===== Records for the exercise =====

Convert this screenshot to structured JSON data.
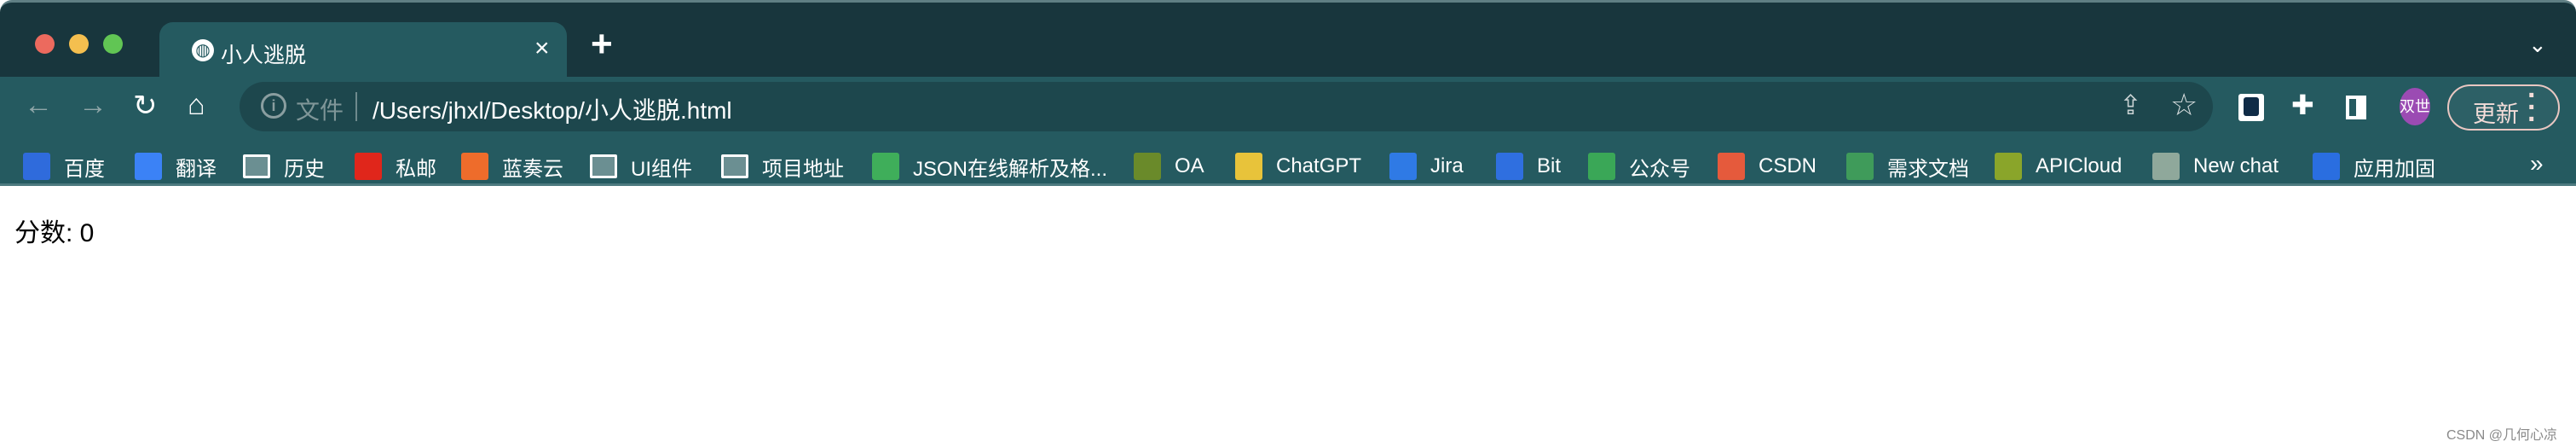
{
  "tab": {
    "title": "小人逃脱",
    "icon": "globe-icon"
  },
  "toolbar": {
    "file_label": "文件",
    "url": "/Users/jhxl/Desktop/小人逃脱.html",
    "avatar_text": "双世",
    "update_label": "更新"
  },
  "bookmarks": [
    {
      "label": "百度",
      "icon": "baidu-icon",
      "color": "#2f6bdc"
    },
    {
      "label": "翻译",
      "icon": "translate-icon",
      "color": "#3b82f6"
    },
    {
      "label": "历史",
      "icon": "folder-icon",
      "color": "#6b8f92"
    },
    {
      "label": "私邮",
      "icon": "mail-icon",
      "color": "#e0261b"
    },
    {
      "label": "蓝奏云",
      "icon": "lanzou-icon",
      "color": "#ee6c2b"
    },
    {
      "label": "UI组件",
      "icon": "folder-icon",
      "color": "#6b8f92"
    },
    {
      "label": "项目地址",
      "icon": "folder-icon",
      "color": "#6b8f92"
    },
    {
      "label": "JSON在线解析及格...",
      "icon": "json-icon",
      "color": "#3fae5a"
    },
    {
      "label": "OA",
      "icon": "oa-icon",
      "color": "#6a8a2a"
    },
    {
      "label": "ChatGPT",
      "icon": "robot-icon",
      "color": "#e8c33a"
    },
    {
      "label": "Jira",
      "icon": "jira-icon",
      "color": "#2f7ae5"
    },
    {
      "label": "Bit",
      "icon": "bit-icon",
      "color": "#2f6fe0"
    },
    {
      "label": "公众号",
      "icon": "wechat-icon",
      "color": "#3aa757"
    },
    {
      "label": "CSDN",
      "icon": "csdn-icon",
      "color": "#e55a3c"
    },
    {
      "label": "需求文档",
      "icon": "sheet-icon",
      "color": "#3f9b5a"
    },
    {
      "label": "APICloud",
      "icon": "apicloud-icon",
      "color": "#8aa52a"
    },
    {
      "label": "New chat",
      "icon": "openai-icon",
      "color": "#8fa89b"
    },
    {
      "label": "应用加固",
      "icon": "shield-icon",
      "color": "#2a6ee0"
    }
  ],
  "content": {
    "score": "分数: 0"
  },
  "watermark": "CSDN @几何心凉"
}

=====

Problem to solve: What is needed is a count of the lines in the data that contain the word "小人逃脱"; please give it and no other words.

Reply: 2